One of the four former Minneapolis officers charged in George Floyd’s death tried to warn his fellow officers during the arrest, his attorney claimed in court Thursday.
J. Alexander Kueng hadn’t yet completed his third full shift as a police officer when the deadly arrest occurred, his attorney Tom Plunkett claimed. Plunkett says Kueng allegedly told his fellow officers as they were detaining Floyd, “You shouldn’t do that."
Kueng was in court on Thursday along with former officers Tou Thao and Thomas Lane after being charged on Wednesday with aiding and abetting murder, as well as aiding and abetting manslaughter, in the case. A fourth officer, Derek Chauvin, was charged with second-degree murder after video showed Chauvin placed his knee on Floyd’s neck for more than eight minutes while detaining him on May 25.
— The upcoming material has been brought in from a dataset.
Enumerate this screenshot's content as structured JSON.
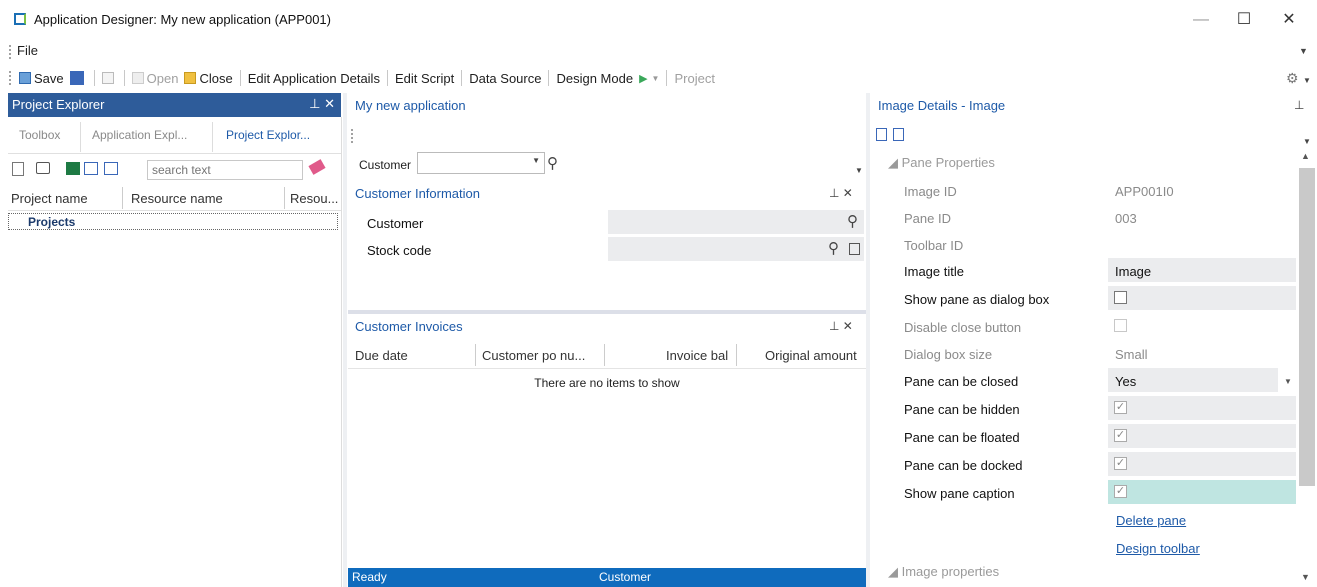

Lane was also new to the job, only on the force for four days when the incident occurred, his attorney Earl Gray claimed. His lawyer said that Lane twice asked Chauvin, a training officer, “Shall we roll him over?” He also expressed concern that Floyd may be in “delirium.”
“What is my client supposed to do other than follow what the training officer said?” Gray said in court.
A judge ordered Kueng, Lane and Thao each an unconditional bail of $1 million compounded with $750,000 of conditional bail. No pleas were entered.
All four of the former officers face a maximum sentence of 40 years in prison, according to the criminal complaints.
Multiple videos have been released on Floyd’s arrest, with one showing him pinned down by three different officers near a patrol car while a fourth stands near his head.
"Please, please, please, I can't breathe," Floyd begged in one video caught by a bystander. "My stomach hurts. My neck hurts. Please, please. I can't breathe."
Lane and Kueng were the first officers to arrive at the scene that night, as they investigated a report that a possible counterfeit $20 bill had been passed at the Cup Foods grocery store, according to the complaint against Chauvin. When Lane found Floyd parked nearby, the officer pulled his gun, had Floyd get out of his car and handcuffed him, the complaint said.
A cuffed Floyd was eventually put face-down on the pavement with Kueng holding down his back and Lane pressing down his legs, the charging document against Chauvin said. While a distressed Floyd said “I can’t breathe,” “Mama” and “please” several times, Lane asked, “Should we roll him on his side?”
“No, staying put where we got him,” Chauvin responded, according to the complaint. “I am worried about excited delirium or whatever,” Lane allegedly said. “That’s why we have him on his stomach,” Chauvin responded, according to the complaint.
The official autopsy from the Hennepin County medical examiner listed Floyd's cause of death as a "cardiopulmonary arrest complicating law enforcement subdual, restraint, and neck compression."
The medical examiner ruled that Floyd's death was a homicide, but added that he had "significant" underlying conditions, including hypertensive heart disease, fentanyl intoxication and recent methamphetamine use.
But an examination funded by Floyd’s family reached a somewhat different conclusion. It found that police officers' pressing on his neck and body cut blood and air flow to his brain, causing him to die by mechanical asphyxia, pathologists hired by the family said.
Chauvin was initially charged with third-degree murder and manslaughter last week, but Minnesota Attorney General Keith Ellison elevated the prosecutorial case by adding a second-degree murder charge on Wednesday. Ellison said his team will assert that Chauvin committed a felony assault which unintentionally resulted in Floyd's death, which fits the requirements for second-degree murder.